» **Problem statement**
Could you copy every entry exactly, dropping the pictures?

(Dataset rows for apps and sites)
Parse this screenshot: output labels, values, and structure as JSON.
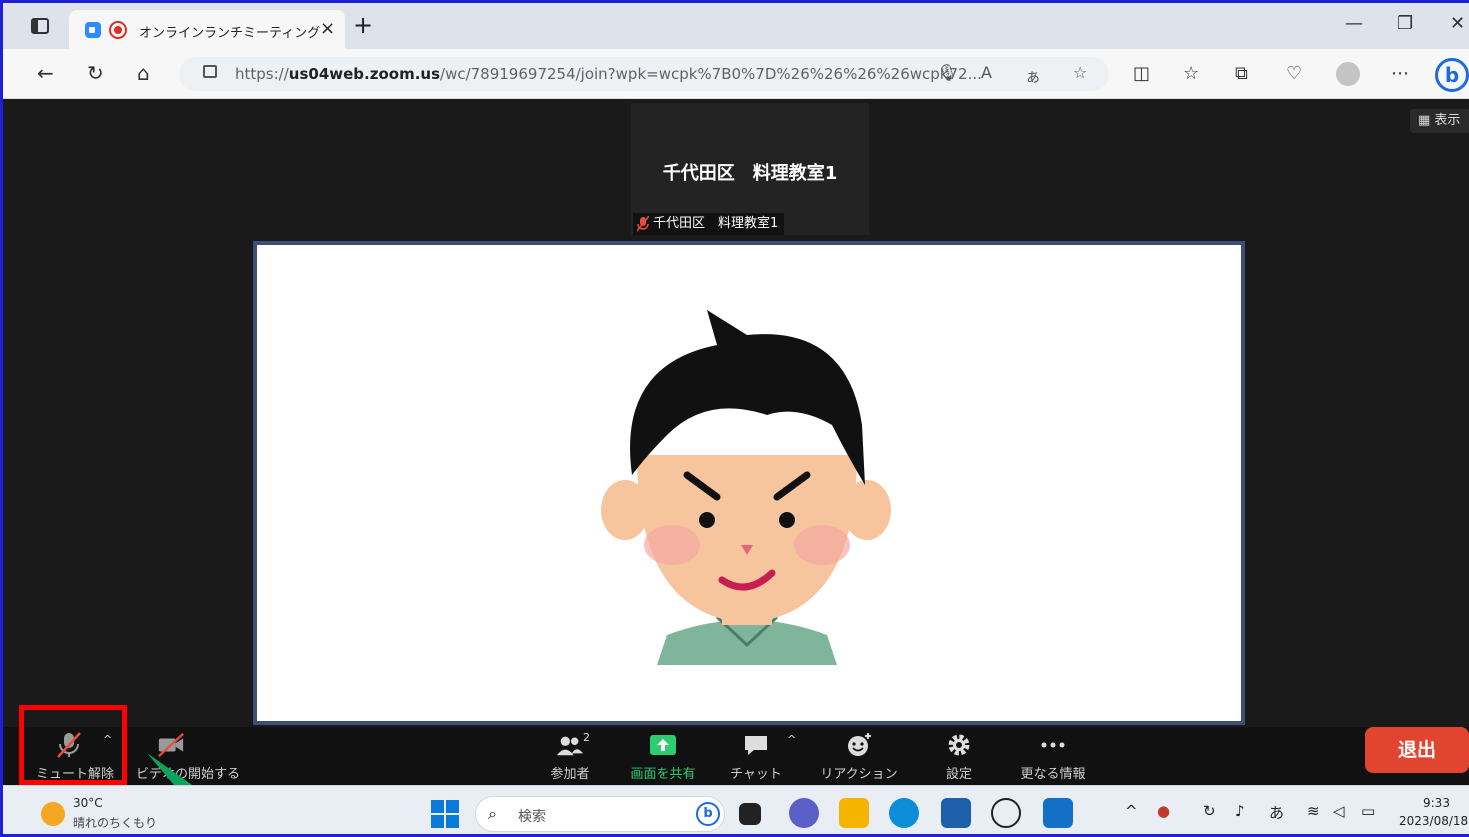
{
  "browser": {
    "tab_title": "オンラインランチミーティング",
    "tab_close": "×",
    "new_tab": "+",
    "url_host": "us04web.zoom.us",
    "url_prefix": "https://",
    "url_path": "/wc/78919697254/join?wpk=wcpk%7B0%7D%26%26%26%26wcpk72...",
    "window_buttons": [
      "—",
      "❐",
      "✕"
    ]
  },
  "meeting": {
    "view_label": "表示",
    "thumbnail_name": "千代田区　料理教室1",
    "thumbnail_label": "千代田区　料理教室1"
  },
  "controls": {
    "mute_label": "ミュート解除",
    "video_label": "ビデオの開始する",
    "participants_label": "参加者",
    "participants_count": "2",
    "share_label": "画面を共有",
    "chat_label": "チャット",
    "reaction_label": "リアクション",
    "settings_label": "設定",
    "more_label": "更なる情報",
    "leave_label": "退出"
  },
  "taskbar": {
    "temperature": "30°C",
    "weather": "晴れのちくもり",
    "search_placeholder": "検索",
    "ime": "あ",
    "time": "9:33",
    "date": "2023/08/18"
  },
  "colors": {
    "frame_border": "#1f1fd6",
    "leave_button": "#e2452f",
    "share_green": "#2ecc71",
    "highlight": "#ff0000",
    "arrow": "#0aa35a"
  }
}
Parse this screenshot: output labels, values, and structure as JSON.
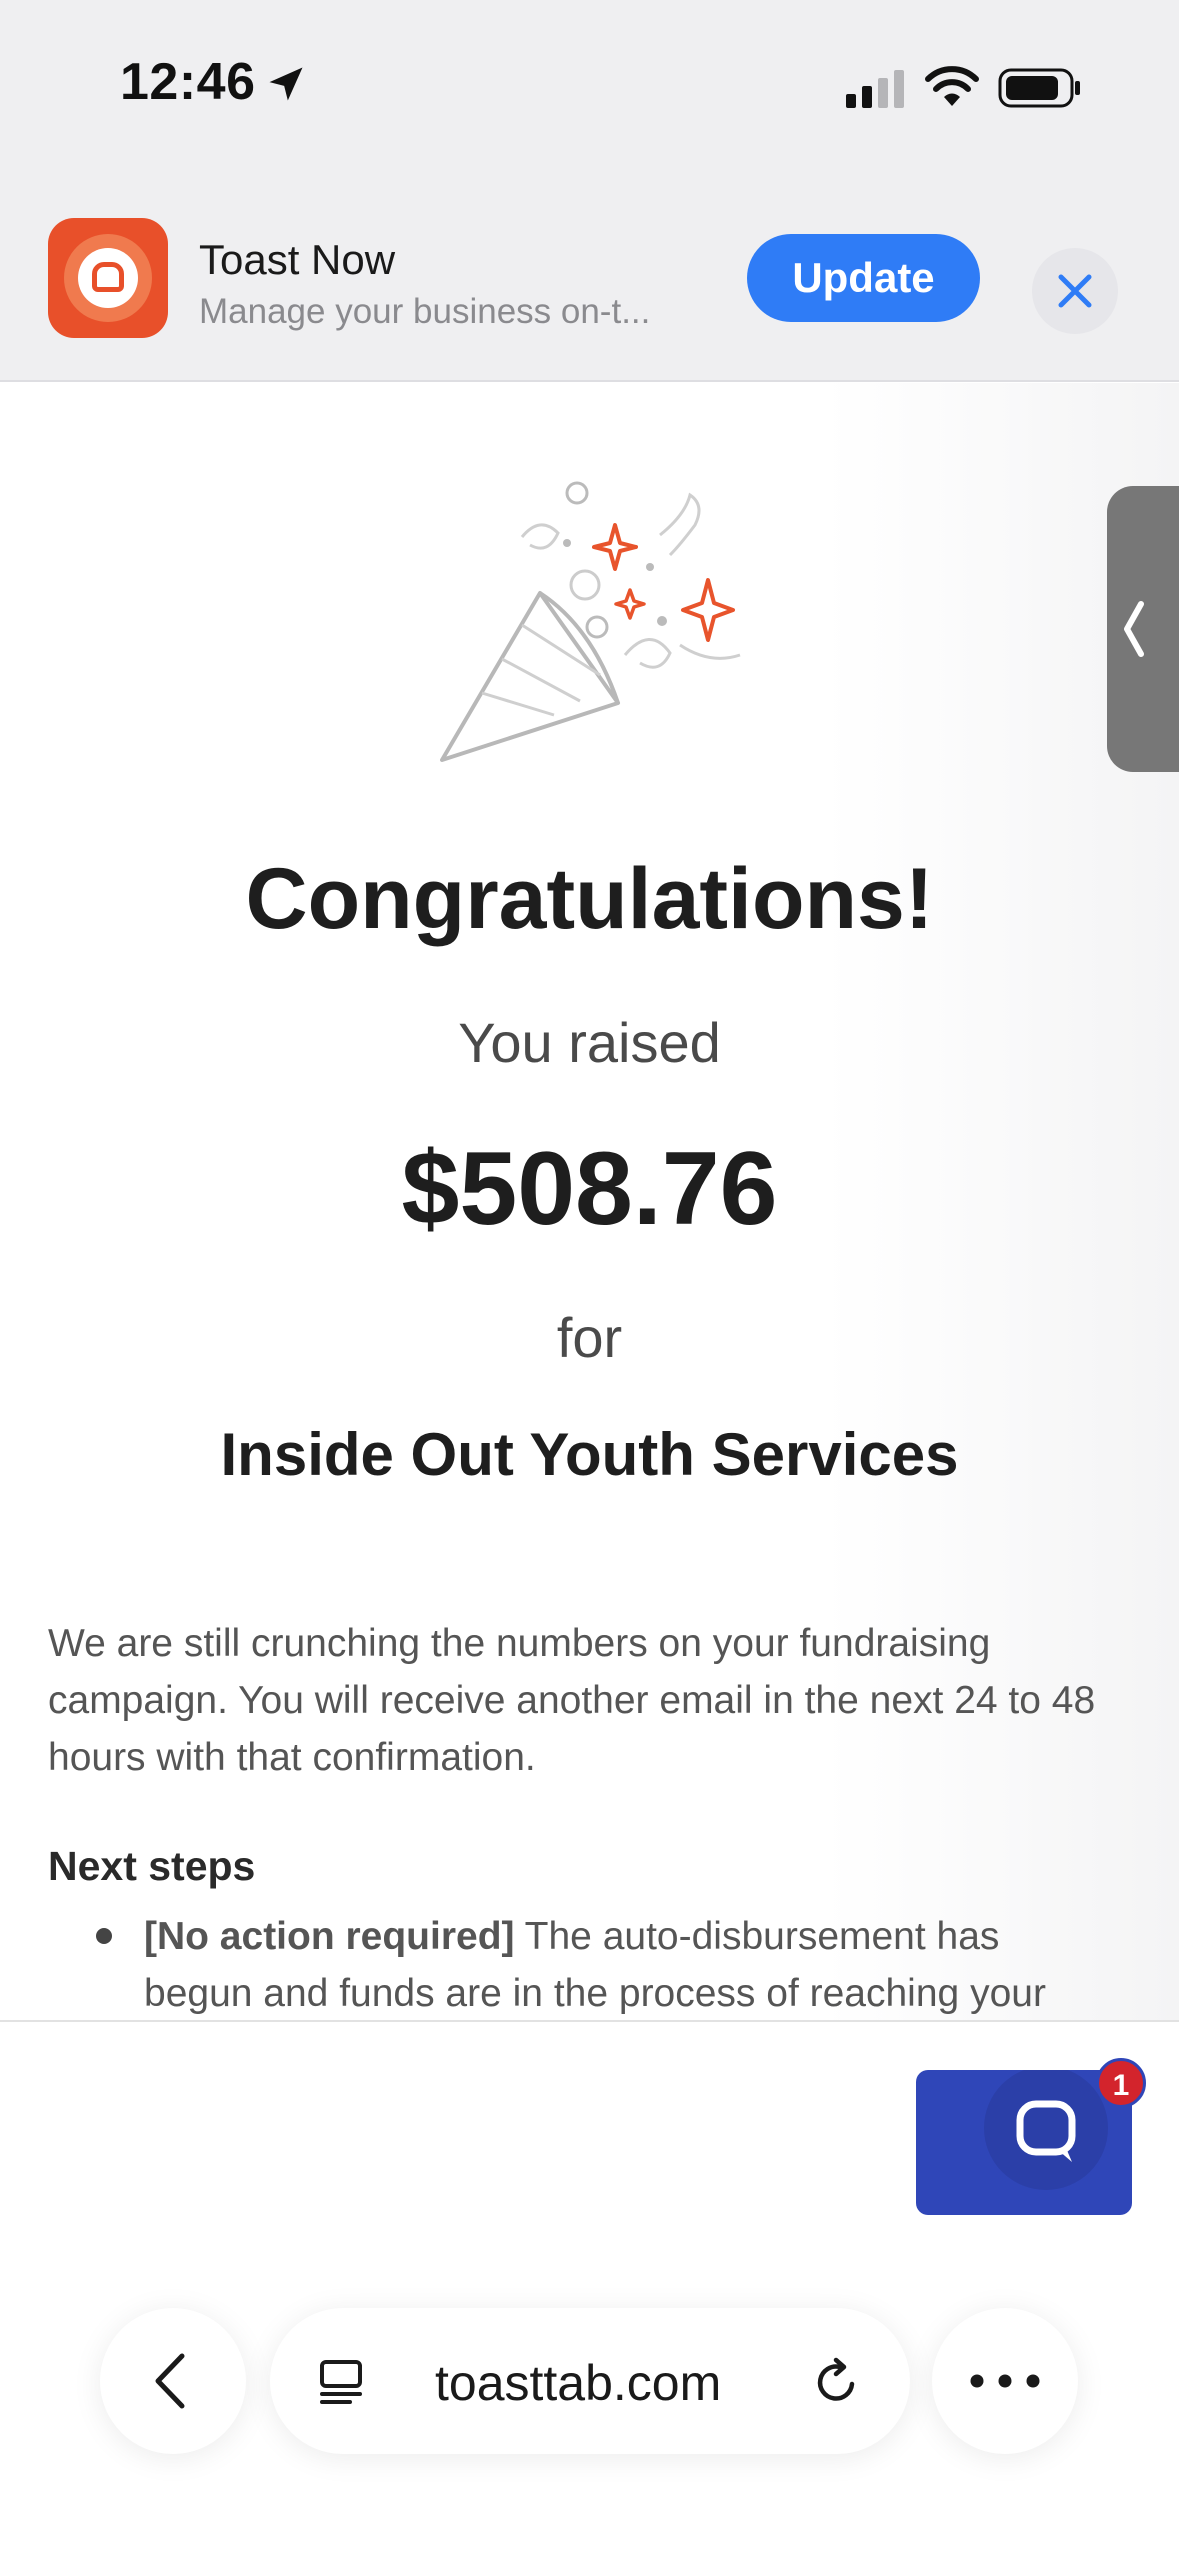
{
  "status_bar": {
    "time": "12:46",
    "icons": [
      "location-arrow-icon",
      "cellular-signal-icon",
      "wifi-icon",
      "battery-icon"
    ]
  },
  "app_banner": {
    "app_name": "Toast Now",
    "subtitle": "Manage your business on-t...",
    "update_label": "Update",
    "close_icon": "close-icon",
    "accent_color": "#2f7cf6",
    "icon_color": "#e8502a"
  },
  "content": {
    "title": "Congratulations!",
    "raised_label": "You raised",
    "amount": "$508.76",
    "for_label": "for",
    "organization": "Inside Out Youth Services",
    "message": "We are still crunching the numbers on your fundraising campaign. You will receive another email in the next 24 to 48 hours with that confirmation.",
    "next_steps_heading": "Next steps",
    "steps": [
      {
        "tag": "[No action required]",
        "text": " The auto-disbursement has begun and funds are in the process of reaching your"
      }
    ]
  },
  "chat": {
    "badge_count": "1",
    "button_color": "#2f46b8"
  },
  "browser": {
    "url": "toasttab.com",
    "icons": [
      "back-chevron-icon",
      "tab-overview-icon",
      "reload-icon",
      "more-icon"
    ]
  }
}
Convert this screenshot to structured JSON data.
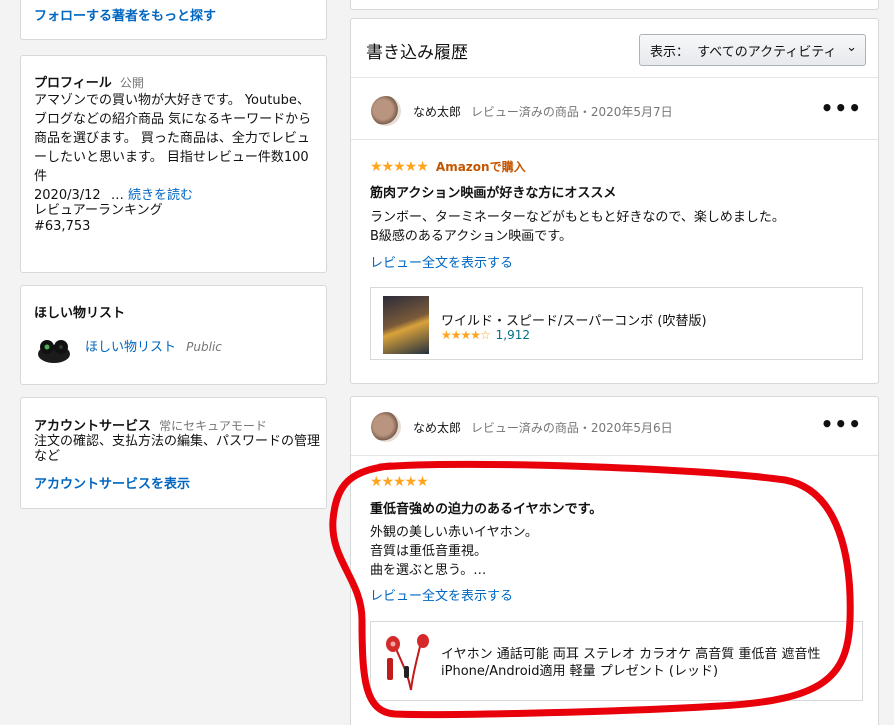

» **Expected output**
Parse this screenshot: output labels, values, and structure as JSON.
{
  "browser": {
    "tab_title": "オンラインランチミーティング",
    "tab_close": "×",
    "new_tab": "+",
    "url_host": "us04web.zoom.us",
    "url_prefix": "https://",
    "url_path": "/wc/78919697254/join?wpk=wcpk%7B0%7D%26%26%26%26wcpk72...",
    "window_buttons": [
      "—",
      "❐",
      "✕"
    ]
  },
  "meeting": {
    "view_label": "表示",
    "thumbnail_name": "千代田区　料理教室1",
    "thumbnail_label": "千代田区　料理教室1"
  },
  "controls": {
    "mute_label": "ミュート解除",
    "video_label": "ビデオの開始する",
    "participants_label": "参加者",
    "participants_count": "2",
    "share_label": "画面を共有",
    "chat_label": "チャット",
    "reaction_label": "リアクション",
    "settings_label": "設定",
    "more_label": "更なる情報",
    "leave_label": "退出"
  },
  "taskbar": {
    "temperature": "30°C",
    "weather": "晴れのちくもり",
    "search_placeholder": "検索",
    "ime": "あ",
    "time": "9:33",
    "date": "2023/08/18"
  },
  "colors": {
    "frame_border": "#1f1fd6",
    "leave_button": "#e2452f",
    "share_green": "#2ecc71",
    "highlight": "#ff0000",
    "arrow": "#0aa35a"
  }
}
Parse this screenshot: output labels, values, and structure as JSON.
{
  "status_bar": {
    "time": "12:46",
    "icons": [
      "location-arrow-icon",
      "cellular-signal-icon",
      "wifi-icon",
      "battery-icon"
    ]
  },
  "app_banner": {
    "app_name": "Toast Now",
    "subtitle": "Manage your business on-t...",
    "update_label": "Update",
    "close_icon": "close-icon",
    "accent_color": "#2f7cf6",
    "icon_color": "#e8502a"
  },
  "content": {
    "title": "Congratulations!",
    "raised_label": "You raised",
    "amount": "$508.76",
    "for_label": "for",
    "organization": "Inside Out Youth Services",
    "message": "We are still crunching the numbers on your fundraising campaign. You will receive another email in the next 24 to 48 hours with that confirmation.",
    "next_steps_heading": "Next steps",
    "steps": [
      {
        "tag": "[No action required]",
        "text": " The auto-disbursement has begun and funds are in the process of reaching your"
      }
    ]
  },
  "chat": {
    "badge_count": "1",
    "button_color": "#2f46b8"
  },
  "browser": {
    "url": "toasttab.com",
    "icons": [
      "back-chevron-icon",
      "tab-overview-icon",
      "reload-icon",
      "more-icon"
    ]
  }
}
Convert this screenshot to structured JSON data.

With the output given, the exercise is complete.